WHAT THE TASK REQUIRES
Looking at the data below, state how many lines contain "JSON". No other words are wanted.

Stored items from a collection:
• • • • •
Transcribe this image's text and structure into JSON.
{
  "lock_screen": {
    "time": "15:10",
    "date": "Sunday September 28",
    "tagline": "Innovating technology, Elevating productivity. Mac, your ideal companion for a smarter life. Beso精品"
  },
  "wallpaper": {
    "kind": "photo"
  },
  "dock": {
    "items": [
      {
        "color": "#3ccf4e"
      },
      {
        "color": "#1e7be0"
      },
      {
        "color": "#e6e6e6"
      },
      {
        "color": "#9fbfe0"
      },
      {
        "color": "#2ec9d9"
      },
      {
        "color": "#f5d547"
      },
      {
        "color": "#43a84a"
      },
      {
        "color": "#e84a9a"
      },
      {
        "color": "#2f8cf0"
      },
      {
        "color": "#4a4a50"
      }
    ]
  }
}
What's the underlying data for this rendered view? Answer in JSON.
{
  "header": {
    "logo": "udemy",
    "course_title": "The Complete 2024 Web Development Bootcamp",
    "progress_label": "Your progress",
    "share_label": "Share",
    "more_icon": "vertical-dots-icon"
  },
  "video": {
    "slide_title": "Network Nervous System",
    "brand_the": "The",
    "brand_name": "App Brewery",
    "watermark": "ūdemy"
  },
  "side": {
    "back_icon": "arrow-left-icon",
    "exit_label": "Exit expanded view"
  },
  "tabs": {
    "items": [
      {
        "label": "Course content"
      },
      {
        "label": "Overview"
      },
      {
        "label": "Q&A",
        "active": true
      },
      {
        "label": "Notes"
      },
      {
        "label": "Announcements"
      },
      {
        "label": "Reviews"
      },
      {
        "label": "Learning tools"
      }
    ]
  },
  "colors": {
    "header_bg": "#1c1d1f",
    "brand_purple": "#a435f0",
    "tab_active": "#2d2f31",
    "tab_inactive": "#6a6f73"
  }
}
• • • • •
REPLY
2